However, the detachment of the tumor from the intrahepatic vessels is not always possible. When this happens, and the vein carrying the blood out of the liver, for the latter to enter the heart after only a few centimeters, is affected, the liver itself rectifies the issue. How does it do it? In 2010 Professor Torzilli and his team, demonstrated for the first time in the world that in these cases the liver opens internal by-passes that divert blood from one vein to the adjacent one, allowing the tissue to function even when the vein, affected by a tumor, is closed. These by-passes, identified and mapped with ultrasound, enabled the Humanitas team to introduce new types of interventions that involve sacrificing the veins infiltrated by the disease without removing healthy tissue.

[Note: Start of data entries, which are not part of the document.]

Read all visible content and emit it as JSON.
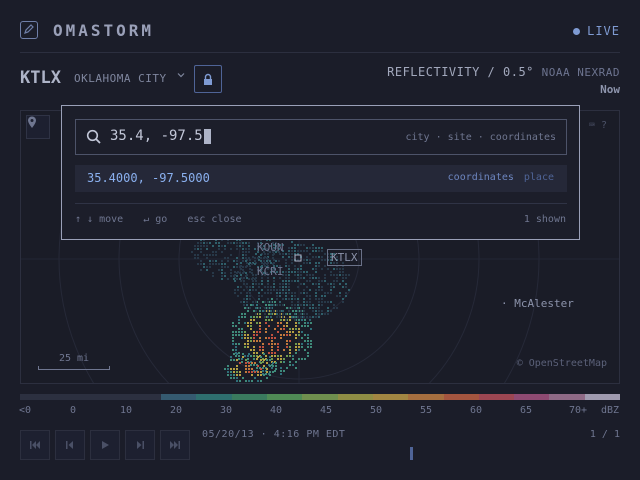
{
  "header": {
    "brand": "OMASTORM",
    "live_label": "LIVE",
    "brand_icon": "pencil-square-icon"
  },
  "station_bar": {
    "station_id": "KTLX",
    "city": "OKLAHOMA CITY",
    "chevron_icon": "chevron-down-icon",
    "lock_icon": "lock-icon",
    "product": "REFLECTIVITY / 0.5°",
    "source": "NOAA NEXRAD",
    "time_label": "Now"
  },
  "map": {
    "labels": {
      "mcalester": "· McAlester",
      "koun": "KOUN",
      "kcri": "KCRI",
      "ktlx": "KTLX"
    },
    "scale_label": "25 mi",
    "attribution": "© OpenStreetMap",
    "pin_icon": "map-pin-icon",
    "keyboard_icon": "keyboard-icon",
    "help_label": "?"
  },
  "colorbar": {
    "colors": [
      "#2c3040",
      "#2c3040",
      "#2c3040",
      "#2c3040",
      "#355a70",
      "#2e6e6e",
      "#3a7a5e",
      "#4f8a55",
      "#6f8f4e",
      "#8f8d44",
      "#a28642",
      "#a56e3f",
      "#a4553f",
      "#9c4652",
      "#8e4a72",
      "#8f6a86",
      "#9f9aaf"
    ],
    "ticks": [
      "<0",
      "0",
      "10",
      "20",
      "30",
      "40",
      "45",
      "50",
      "55",
      "60",
      "65",
      "70+",
      "dBZ"
    ]
  },
  "playback": {
    "buttons": [
      "skip-back-icon",
      "step-back-icon",
      "play-icon",
      "step-forward-icon",
      "skip-forward-icon"
    ],
    "timestamp": "05/20/13 · 4:16 PM EDT",
    "frame_counter": "1 / 1"
  },
  "palette": {
    "query": "35.4, -97.5",
    "hint": "city · site · coordinates",
    "result_coords": "35.4000, -97.5000",
    "result_tag_primary": "coordinates",
    "result_tag_secondary": "place",
    "footer_move": "↑ ↓ move",
    "footer_go": "↵ go",
    "footer_close": "esc close",
    "count": "1 shown"
  }
}
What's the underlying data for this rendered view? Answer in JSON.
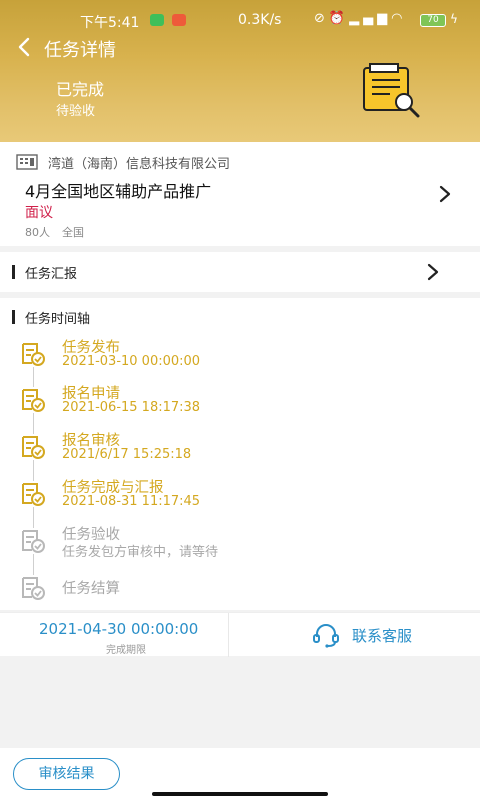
{
  "status_bar": {
    "time": "下午5:41",
    "network_speed": "0.3K/s",
    "battery": "70",
    "badge_colors": [
      "#3fbf5a",
      "#ee5a3a"
    ]
  },
  "header": {
    "title": "任务详情",
    "status": "已完成",
    "substatus": "待验收"
  },
  "task": {
    "company": "湾道（海南）信息科技有限公司",
    "title": "4月全国地区辅助产品推广",
    "price": "面议",
    "people": "80人",
    "region": "全国"
  },
  "report": {
    "title": "任务汇报"
  },
  "timeline": {
    "title": "任务时间轴",
    "items": [
      {
        "title": "任务发布",
        "time": "2021-03-10 00:00:00",
        "state": "done"
      },
      {
        "title": "报名申请",
        "time": "2021-06-15 18:17:38",
        "state": "done"
      },
      {
        "title": "报名审核",
        "time": "2021/6/17 15:25:18",
        "state": "done"
      },
      {
        "title": "任务完成与汇报",
        "time": "2021-08-31 11:17:45",
        "state": "done"
      },
      {
        "title": "任务验收",
        "time": "任务发包方审核中，请等待",
        "state": "pending"
      },
      {
        "title": "任务结算",
        "time": "",
        "state": "pending"
      }
    ]
  },
  "footer": {
    "deadline": "2021-04-30 00:00:00",
    "deadline_label": "完成期限",
    "support": "联系客服"
  },
  "actions": {
    "result_button": "审核结果"
  },
  "colors": {
    "accent": "#d4a820",
    "link": "#2a8fc8",
    "price": "#d0204a",
    "pending": "#a8a8a8"
  }
}
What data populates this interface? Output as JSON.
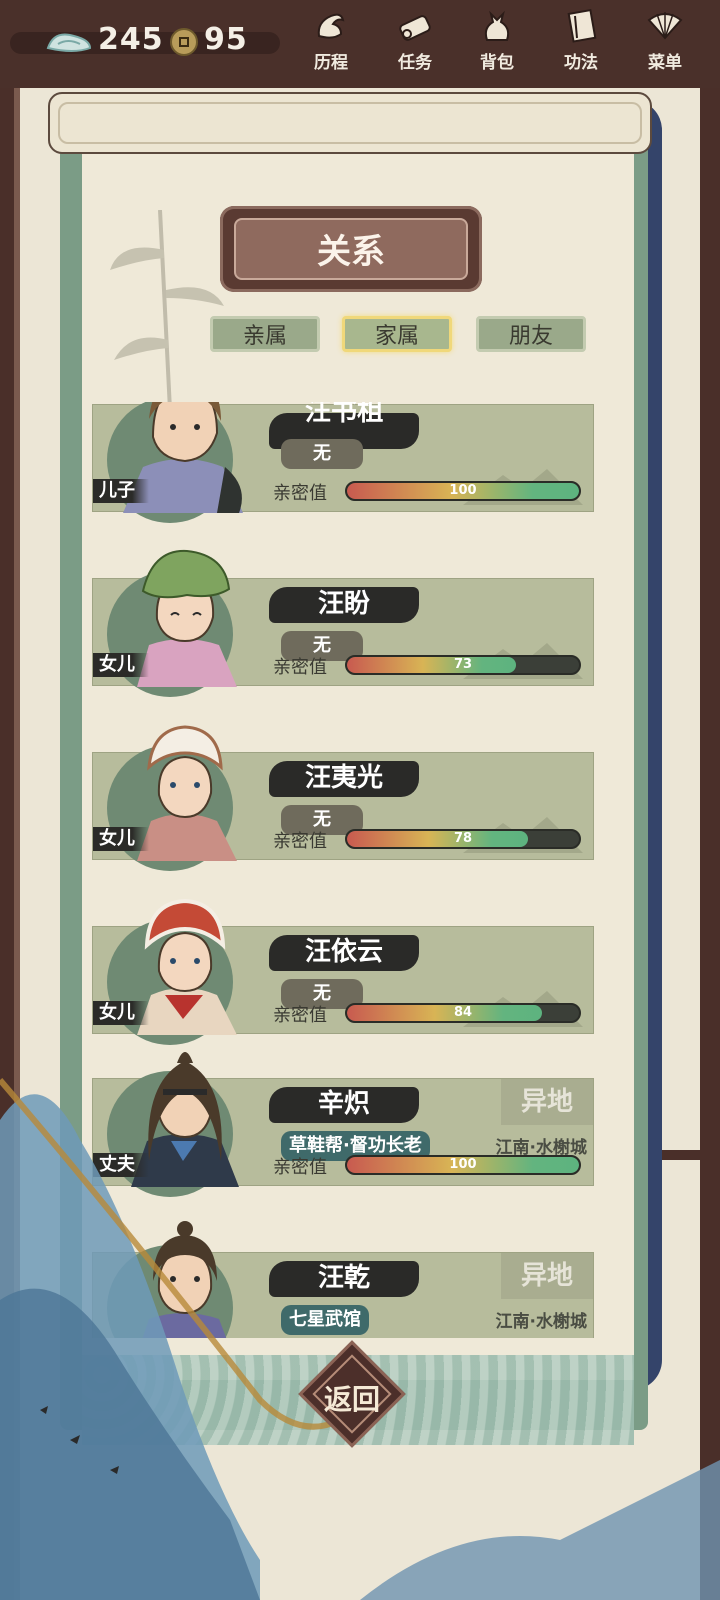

Removing tumors in the center of the liver with liver tunneling

Thanks to the concepts of detachment surgery and natural by-passing, Pr. Torzilli and his Humanitas team have developed numerous surgery techniques, publishing their findings in the most prestigious scientific journals in the field over the years. The last such technique has been liver tunneling, described for the first time in Annals of Surgical Oncology in 2014, with Annals of Surgery reporting the experience of the first twenty patients in early 2019.

“Liver tunneling allows the removal of tumors that have grown in the center of the liver and that are imprisoned by the blood vessels that carry blood inside and outside the organ. By creating a real tunnel that crosses the liver from top to bottom, it is possible to remove the tumor leaving the organ almost intact and perfectly functional: it is a highly complex but safe procedure that allows us to remove tumors that would otherwise require extensive demolition or would be inoperable,” continues Pr. Torzilli.

The leader in in scientific research and clinical practice

Professor Guido Torzilli and his team have revolutionized liver surgery in terms of techniques and paradigms. Over the years, the team has achieved impressive goals in small steps and through the scrutiny of the international scientific community, which has then verified the validity of these achievements, allowing their dissemination in the most prominent scientific journals.

“For twenty years, we have been translating our research work into daily clinical practice, striving to offer better care to our patients,” explains Professor Torzilli. This work has positioned the Humanitas team among the leading groups in global liver surgery, where it occupies a place of particular importance thanks to the originality of its innovative proposals.

“Beyond technology, there is dedication, sacrifice, rigor and profound insights. Ultrasound is the mother of our discoveries, helping identify the most critical points and find innovative solutions that we use in clinical practice today. I cannot forget that I learned using ultrasound in the operating room from my Japanese teacher, who, I can say, truly formed me as a surgeon. Thanks to him, to ultrasound, and to these last twenty years of great commitment, my group and I can now carry out interventions that would otherwise be unthinkable: sophisticated, less demolishing, and safer surgeries. We can say that we try to remove less (of the healthy liver) to remove more (of the tumor, the disease),” concludes Pr. Torzilli.